Exercise details:
The whole listing is to be given again without alteration, except that its pictures are dropped.

******

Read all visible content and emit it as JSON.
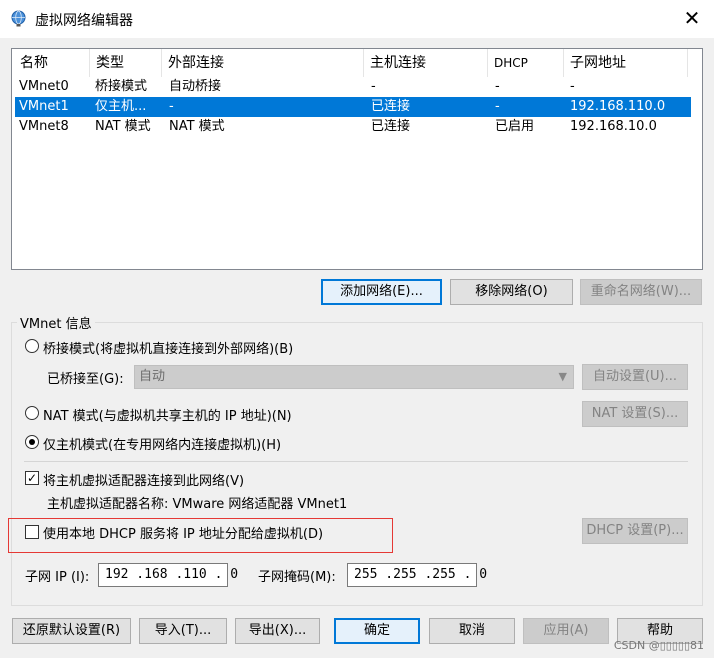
{
  "window": {
    "title": "虚拟网络编辑器",
    "close_glyph": "✕"
  },
  "network_list": {
    "columns": [
      "名称",
      "类型",
      "外部连接",
      "主机连接",
      "DHCP",
      "子网地址"
    ],
    "rows": [
      {
        "name": "VMnet0",
        "type": "桥接模式",
        "external": "自动桥接",
        "host": "-",
        "dhcp": "-",
        "subnet": "-",
        "selected": false
      },
      {
        "name": "VMnet1",
        "type": "仅主机...",
        "external": "-",
        "host": "已连接",
        "dhcp": "-",
        "subnet": "192.168.110.0",
        "selected": true
      },
      {
        "name": "VMnet8",
        "type": "NAT 模式",
        "external": "NAT 模式",
        "host": "已连接",
        "dhcp": "已启用",
        "subnet": "192.168.10.0",
        "selected": false
      }
    ]
  },
  "list_buttons": {
    "add": "添加网络(E)...",
    "remove": "移除网络(O)",
    "rename": "重命名网络(W)..."
  },
  "vmnet_info": {
    "group_title": "VMnet 信息",
    "bridge_label": "桥接模式(将虚拟机直接连接到外部网络)(B)",
    "bridged_to_label": "已桥接至(G):",
    "bridged_to_value": "自动",
    "auto_settings": "自动设置(U)...",
    "nat_label": "NAT 模式(与虚拟机共享主机的 IP 地址)(N)",
    "nat_settings": "NAT 设置(S)...",
    "hostonly_label": "仅主机模式(在专用网络内连接虚拟机)(H)",
    "connect_adapter_label": "将主机虚拟适配器连接到此网络(V)",
    "adapter_name_text": "主机虚拟适配器名称: VMware 网络适配器 VMnet1",
    "dhcp_label": "使用本地 DHCP 服务将 IP 地址分配给虚拟机(D)",
    "dhcp_settings": "DHCP 设置(P)...",
    "subnet_ip_label": "子网 IP (I):",
    "subnet_ip_value": "192 .168 .110 . 0",
    "subnet_mask_label": "子网掩码(M):",
    "subnet_mask_value": "255 .255 .255 . 0"
  },
  "bottom_buttons": {
    "restore": "还原默认设置(R)",
    "import": "导入(T)...",
    "export": "导出(X)...",
    "ok": "确定",
    "cancel": "取消",
    "apply": "应用(A)",
    "help": "帮助"
  },
  "watermark": "CSDN @▯▯▯▯▯81",
  "colors": {
    "selection": "#0078d7",
    "highlight_box": "#e53935"
  }
}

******

Exercise response:
Read all visible content and emit it as JSON.
{
  "window": {
    "title": "虚拟网络编辑器",
    "close_glyph": "✕"
  },
  "network_list": {
    "columns": [
      "名称",
      "类型",
      "外部连接",
      "主机连接",
      "DHCP",
      "子网地址"
    ],
    "rows": [
      {
        "name": "VMnet0",
        "type": "桥接模式",
        "external": "自动桥接",
        "host": "-",
        "dhcp": "-",
        "subnet": "-",
        "selected": false
      },
      {
        "name": "VMnet1",
        "type": "仅主机...",
        "external": "-",
        "host": "已连接",
        "dhcp": "-",
        "subnet": "192.168.110.0",
        "selected": true
      },
      {
        "name": "VMnet8",
        "type": "NAT 模式",
        "external": "NAT 模式",
        "host": "已连接",
        "dhcp": "已启用",
        "subnet": "192.168.10.0",
        "selected": false
      }
    ]
  },
  "list_buttons": {
    "add": "添加网络(E)...",
    "remove": "移除网络(O)",
    "rename": "重命名网络(W)..."
  },
  "vmnet_info": {
    "group_title": "VMnet 信息",
    "bridge_label": "桥接模式(将虚拟机直接连接到外部网络)(B)",
    "bridged_to_label": "已桥接至(G):",
    "bridged_to_value": "自动",
    "auto_settings": "自动设置(U)...",
    "nat_label": "NAT 模式(与虚拟机共享主机的 IP 地址)(N)",
    "nat_settings": "NAT 设置(S)...",
    "hostonly_label": "仅主机模式(在专用网络内连接虚拟机)(H)",
    "connect_adapter_label": "将主机虚拟适配器连接到此网络(V)",
    "adapter_name_text": "主机虚拟适配器名称: VMware 网络适配器 VMnet1",
    "dhcp_label": "使用本地 DHCP 服务将 IP 地址分配给虚拟机(D)",
    "dhcp_settings": "DHCP 设置(P)...",
    "subnet_ip_label": "子网 IP (I):",
    "subnet_ip_value": "192 .168 .110 . 0",
    "subnet_mask_label": "子网掩码(M):",
    "subnet_mask_value": "255 .255 .255 . 0"
  },
  "bottom_buttons": {
    "restore": "还原默认设置(R)",
    "import": "导入(T)...",
    "export": "导出(X)...",
    "ok": "确定",
    "cancel": "取消",
    "apply": "应用(A)",
    "help": "帮助"
  },
  "watermark": "CSDN @▯▯▯▯▯81",
  "colors": {
    "selection": "#0078d7",
    "highlight_box": "#e53935"
  }
}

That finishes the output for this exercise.